And it isn’t just the fault of the applications you want to script, the language itself is intentionally imprecise in trying to allow programs to be written in natural language. “Whether this English-likeness is a good thing is debateable,” writes Matt Neuberg, but he is being polite because if there is any debate on this question it is a fucking short debate: AppleScript’s English-likeness only serves to have you make mistakes with more confidence.

There is an interesting history of AppleScript which tantalizes the present-day scripter with the revelation that the language authors wrote a syntax “which resembled Java” but never released it, preferring to support scripts written in fucking French and fucking Japanese!

Adobe AIR installer, a hateful tradition

Tweetdeck seems to be the path of least resistance for a desktop Twitter client on Mac OS X 10.4 (there are other free Mac desktop clients, Nambu and Tweetie but unfortunately they both require 10.5).

But Tweetdeck requires the Adobe AIR runtime. And the Adobe AIR 1.5 installer takes Adobe’s favourite approach of ignoring Mac OS X’s package installer format in favour of a custom installer application.

When you open the installer, it takes a few seconds and then gives you a license agreement. Here’s an excerpt:

2.3 Distribution. This license does not grant you the right to sublicense or distribute the Software. For information about obtaining the right to distribute the Software on tangible media or through an internal network or with your product or service please refer to…

I read that as explicitly banning any efforts to create a package to ease the pain of deploying AIR across a bunch of Macs. Damn it.

Clicking Accept moves you to the installation proper, and Adobe loses a few more points by immediately throwing up an authentication dialog box. Why does this dialog appear? What am I about to install? If only this was a package installer I could have looked at the installation manifest to get an idea of what was going to happen before granting the installer free rein to my computer.

Turns out that everything you care about is installed in /Library/Frameworks/Adobe AIR.framework and /Applications/Utilities/Adobe AIR Application Installer.app and /Applications/Utilities/Adobe AIR Uninstaller.app. For some reason the installer also touches a couple of files in /Users/Shared/Library/Application Support/Adobe/AIR/Updater and slips a couple utility apps in your Library somewhere. You can ignore those.

It feels particularly wrong when non-system applications put things in the Utilities folder – it is effectively a special system directory, and its contents are tools for tinkering with the system configuration or for diagnostics. Adobe Creative Suite 3 likes to create a folder Adobe Installers in there and Adobe Utilities, just in case you haven’t worked out how much you need their software on your computer.

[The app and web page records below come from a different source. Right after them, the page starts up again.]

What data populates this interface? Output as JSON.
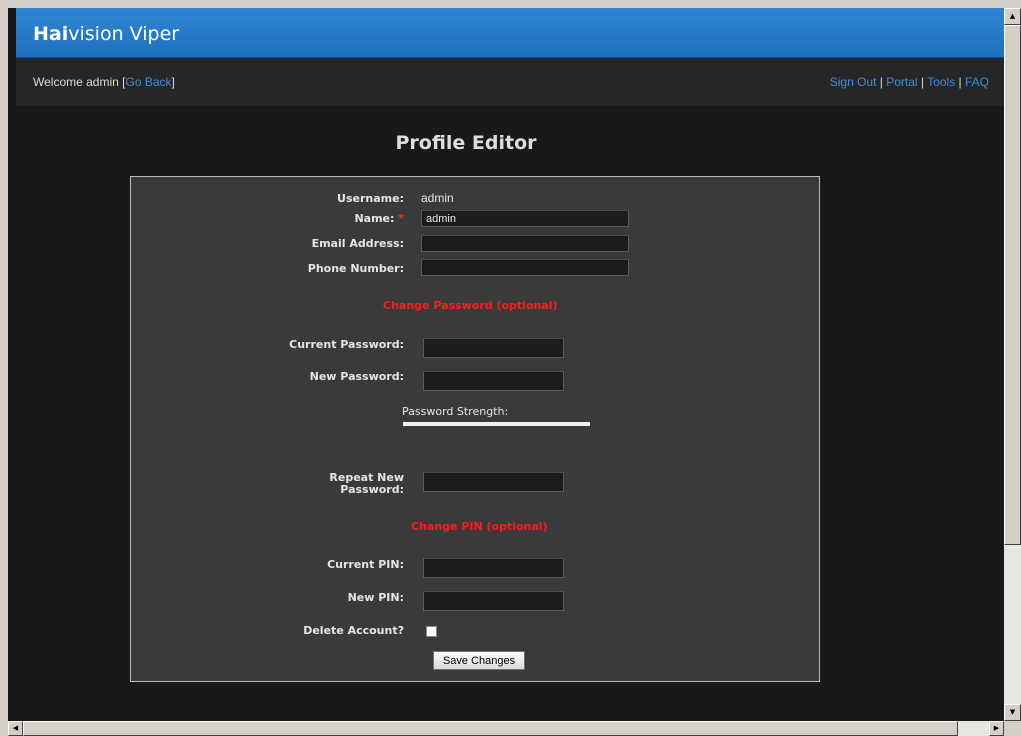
{
  "app": {
    "brand_bold": "Hai",
    "brand_rest": "vision Viper"
  },
  "welcome_bar": {
    "welcome_text": "Welcome admin",
    "go_back_label": "Go Back",
    "links": [
      "Sign Out",
      "Portal",
      "Tools",
      "FAQ"
    ]
  },
  "page": {
    "title": "Profile Editor"
  },
  "form": {
    "username_label": "Username:",
    "username_value": "admin",
    "name_label": "Name:",
    "name_required_mark": "*",
    "name_value": "admin",
    "email_label": "Email Address:",
    "email_value": "",
    "phone_label": "Phone Number:",
    "phone_value": "",
    "change_password_heading": "Change Password (optional)",
    "current_password_label": "Current Password:",
    "new_password_label": "New Password:",
    "password_strength_label": "Password Strength:",
    "repeat_password_label_line1": "Repeat New",
    "repeat_password_label_line2": "Password:",
    "change_pin_heading": "Change PIN (optional)",
    "current_pin_label": "Current PIN:",
    "new_pin_label": "New PIN:",
    "delete_account_label": "Delete Account?",
    "delete_account_checked": false,
    "save_button_label": "Save Changes"
  },
  "colors": {
    "brand_bar": "#2a80d0",
    "link": "#3d8fdc",
    "section_heading": "#ff1a1a",
    "panel": "#3a3a3a",
    "page_background": "#191919"
  },
  "icons": {
    "scroll_up": "triangle-up-icon",
    "scroll_down": "triangle-down-icon",
    "scroll_left": "triangle-left-icon",
    "scroll_right": "triangle-right-icon"
  }
}
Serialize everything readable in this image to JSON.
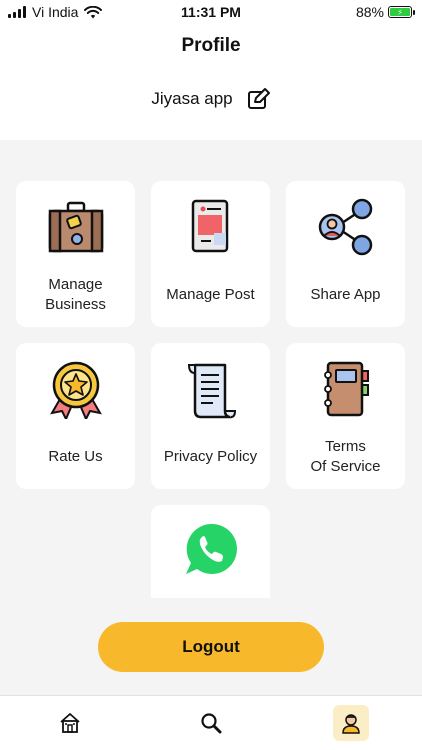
{
  "status_bar": {
    "carrier": "Vi India",
    "time": "11:31 PM",
    "battery": "88%"
  },
  "header": {
    "title": "Profile"
  },
  "business": {
    "name": "Jiyasa app",
    "edit_icon": "edit-icon"
  },
  "tiles": [
    {
      "label_line1": "Manage",
      "label_line2": "Business",
      "icon": "briefcase-icon"
    },
    {
      "label_line1": "Manage Post",
      "label_line2": "",
      "icon": "tablet-post-icon"
    },
    {
      "label_line1": "Share App",
      "label_line2": "",
      "icon": "share-icon"
    },
    {
      "label_line1": "Rate Us",
      "label_line2": "",
      "icon": "star-badge-icon"
    },
    {
      "label_line1": "Privacy Policy",
      "label_line2": "",
      "icon": "document-scroll-icon"
    },
    {
      "label_line1": "Terms",
      "label_line2": "Of Service",
      "icon": "notebook-icon"
    },
    {
      "label_line1": "",
      "label_line2": "",
      "icon": "whatsapp-icon"
    }
  ],
  "logout": {
    "label": "Logout"
  },
  "nav": {
    "items": [
      {
        "icon": "home-icon",
        "active": false
      },
      {
        "icon": "search-icon",
        "active": false
      },
      {
        "icon": "profile-icon",
        "active": true
      }
    ]
  },
  "colors": {
    "accent": "#f7b92b",
    "background": "#f4f4f5",
    "active_nav_bg": "#fbeec7",
    "whatsapp_green": "#25d366"
  }
}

Heaven is almost certainly running System 6.0.8. Nothing is installed without Font DA Mover.